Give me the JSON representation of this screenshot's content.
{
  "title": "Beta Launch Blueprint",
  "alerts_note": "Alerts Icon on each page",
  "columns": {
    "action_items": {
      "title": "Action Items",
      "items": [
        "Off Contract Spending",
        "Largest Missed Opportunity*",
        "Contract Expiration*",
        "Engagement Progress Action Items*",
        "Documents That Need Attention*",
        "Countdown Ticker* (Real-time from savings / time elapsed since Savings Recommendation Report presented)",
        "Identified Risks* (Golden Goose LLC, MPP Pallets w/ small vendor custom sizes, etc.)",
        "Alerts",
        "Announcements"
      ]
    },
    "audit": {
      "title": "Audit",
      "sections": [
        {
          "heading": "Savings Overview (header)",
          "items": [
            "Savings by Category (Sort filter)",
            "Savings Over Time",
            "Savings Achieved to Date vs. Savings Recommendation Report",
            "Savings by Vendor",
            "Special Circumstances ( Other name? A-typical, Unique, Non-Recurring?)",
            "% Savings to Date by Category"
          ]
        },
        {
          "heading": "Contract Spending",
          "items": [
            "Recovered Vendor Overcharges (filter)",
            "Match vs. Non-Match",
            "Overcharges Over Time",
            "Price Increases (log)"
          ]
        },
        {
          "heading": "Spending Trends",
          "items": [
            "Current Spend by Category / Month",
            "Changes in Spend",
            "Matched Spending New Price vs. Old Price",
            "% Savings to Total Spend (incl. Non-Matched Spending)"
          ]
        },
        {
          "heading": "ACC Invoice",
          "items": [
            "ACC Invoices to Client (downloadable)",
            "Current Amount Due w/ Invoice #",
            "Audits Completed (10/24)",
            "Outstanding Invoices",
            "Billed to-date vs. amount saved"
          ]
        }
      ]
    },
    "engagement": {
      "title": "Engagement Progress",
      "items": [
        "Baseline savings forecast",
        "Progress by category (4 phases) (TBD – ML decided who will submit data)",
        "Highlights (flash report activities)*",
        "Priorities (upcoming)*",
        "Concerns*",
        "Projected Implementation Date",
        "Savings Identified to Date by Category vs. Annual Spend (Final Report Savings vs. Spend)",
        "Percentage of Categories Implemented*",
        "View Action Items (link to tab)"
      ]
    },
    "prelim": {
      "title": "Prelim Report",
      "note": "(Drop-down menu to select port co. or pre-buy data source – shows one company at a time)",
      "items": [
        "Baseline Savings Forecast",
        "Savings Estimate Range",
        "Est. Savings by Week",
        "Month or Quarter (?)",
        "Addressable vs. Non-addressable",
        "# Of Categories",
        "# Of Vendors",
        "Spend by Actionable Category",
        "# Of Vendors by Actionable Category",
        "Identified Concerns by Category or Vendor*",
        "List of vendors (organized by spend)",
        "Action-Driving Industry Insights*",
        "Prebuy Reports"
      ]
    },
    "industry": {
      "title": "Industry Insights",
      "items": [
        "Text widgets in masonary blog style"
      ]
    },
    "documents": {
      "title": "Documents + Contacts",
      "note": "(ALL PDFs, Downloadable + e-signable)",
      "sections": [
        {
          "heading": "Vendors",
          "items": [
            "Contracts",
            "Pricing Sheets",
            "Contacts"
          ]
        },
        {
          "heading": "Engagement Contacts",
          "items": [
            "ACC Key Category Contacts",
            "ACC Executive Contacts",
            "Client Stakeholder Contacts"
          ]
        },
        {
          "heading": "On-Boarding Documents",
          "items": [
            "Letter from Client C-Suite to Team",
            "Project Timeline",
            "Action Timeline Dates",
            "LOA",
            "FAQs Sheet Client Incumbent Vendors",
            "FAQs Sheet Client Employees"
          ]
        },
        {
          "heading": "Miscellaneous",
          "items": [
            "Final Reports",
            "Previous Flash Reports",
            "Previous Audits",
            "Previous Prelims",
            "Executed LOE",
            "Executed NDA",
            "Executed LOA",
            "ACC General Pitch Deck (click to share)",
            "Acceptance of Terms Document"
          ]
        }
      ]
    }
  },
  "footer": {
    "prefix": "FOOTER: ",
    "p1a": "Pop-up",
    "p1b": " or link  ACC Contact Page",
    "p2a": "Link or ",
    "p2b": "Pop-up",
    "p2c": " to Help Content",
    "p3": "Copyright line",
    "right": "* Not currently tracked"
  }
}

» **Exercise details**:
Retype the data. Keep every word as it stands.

» **Answer area**:
Give me the JSON representation of this screenshot's content.
{
  "title": "Beta Launch Blueprint",
  "alerts_note": "Alerts Icon on each page",
  "columns": {
    "action_items": {
      "title": "Action Items",
      "items": [
        "Off Contract Spending",
        "Largest Missed Opportunity*",
        "Contract Expiration*",
        "Engagement Progress Action Items*",
        "Documents That Need Attention*",
        "Countdown Ticker* (Real-time from savings / time elapsed since Savings Recommendation Report presented)",
        "Identified Risks* (Golden Goose LLC, MPP Pallets w/ small vendor custom sizes, etc.)",
        "Alerts",
        "Announcements"
      ]
    },
    "audit": {
      "title": "Audit",
      "sections": [
        {
          "heading": "Savings Overview (header)",
          "items": [
            "Savings by Category (Sort filter)",
            "Savings Over Time",
            "Savings Achieved to Date vs. Savings Recommendation Report",
            "Savings by Vendor",
            "Special Circumstances ( Other name? A-typical, Unique, Non-Recurring?)",
            "% Savings to Date by Category"
          ]
        },
        {
          "heading": "Contract Spending",
          "items": [
            "Recovered Vendor Overcharges (filter)",
            "Match vs. Non-Match",
            "Overcharges Over Time",
            "Price Increases (log)"
          ]
        },
        {
          "heading": "Spending Trends",
          "items": [
            "Current Spend by Category / Month",
            "Changes in Spend",
            "Matched Spending New Price vs. Old Price",
            "% Savings to Total Spend (incl. Non-Matched Spending)"
          ]
        },
        {
          "heading": "ACC Invoice",
          "items": [
            "ACC Invoices to Client (downloadable)",
            "Current Amount Due w/ Invoice #",
            "Audits Completed (10/24)",
            "Outstanding Invoices",
            "Billed to-date vs. amount saved"
          ]
        }
      ]
    },
    "engagement": {
      "title": "Engagement Progress",
      "items": [
        "Baseline savings forecast",
        "Progress by category (4 phases) (TBD – ML decided who will submit data)",
        "Highlights (flash report activities)*",
        "Priorities (upcoming)*",
        "Concerns*",
        "Projected Implementation Date",
        "Savings Identified to Date by Category vs. Annual Spend (Final Report Savings vs. Spend)",
        "Percentage of Categories Implemented*",
        "View Action Items (link to tab)"
      ]
    },
    "prelim": {
      "title": "Prelim Report",
      "note": "(Drop-down menu to select port co. or pre-buy data source – shows one company at a time)",
      "items": [
        "Baseline Savings Forecast",
        "Savings Estimate Range",
        "Est. Savings by Week",
        "Month or Quarter (?)",
        "Addressable vs. Non-addressable",
        "# Of Categories",
        "# Of Vendors",
        "Spend by Actionable Category",
        "# Of Vendors by Actionable Category",
        "Identified Concerns by Category or Vendor*",
        "List of vendors (organized by spend)",
        "Action-Driving Industry Insights*",
        "Prebuy Reports"
      ]
    },
    "industry": {
      "title": "Industry Insights",
      "items": [
        "Text widgets in masonary blog style"
      ]
    },
    "documents": {
      "title": "Documents + Contacts",
      "note": "(ALL PDFs, Downloadable + e-signable)",
      "sections": [
        {
          "heading": "Vendors",
          "items": [
            "Contracts",
            "Pricing Sheets",
            "Contacts"
          ]
        },
        {
          "heading": "Engagement Contacts",
          "items": [
            "ACC Key Category Contacts",
            "ACC Executive Contacts",
            "Client Stakeholder Contacts"
          ]
        },
        {
          "heading": "On-Boarding Documents",
          "items": [
            "Letter from Client C-Suite to Team",
            "Project Timeline",
            "Action Timeline Dates",
            "LOA",
            "FAQs Sheet Client Incumbent Vendors",
            "FAQs Sheet Client Employees"
          ]
        },
        {
          "heading": "Miscellaneous",
          "items": [
            "Final Reports",
            "Previous Flash Reports",
            "Previous Audits",
            "Previous Prelims",
            "Executed LOE",
            "Executed NDA",
            "Executed LOA",
            "ACC General Pitch Deck (click to share)",
            "Acceptance of Terms Document"
          ]
        }
      ]
    }
  },
  "footer": {
    "prefix": "FOOTER: ",
    "p1a": "Pop-up",
    "p1b": " or link  ACC Contact Page",
    "p2a": "Link or ",
    "p2b": "Pop-up",
    "p2c": " to Help Content",
    "p3": "Copyright line",
    "right": "* Not currently tracked"
  }
}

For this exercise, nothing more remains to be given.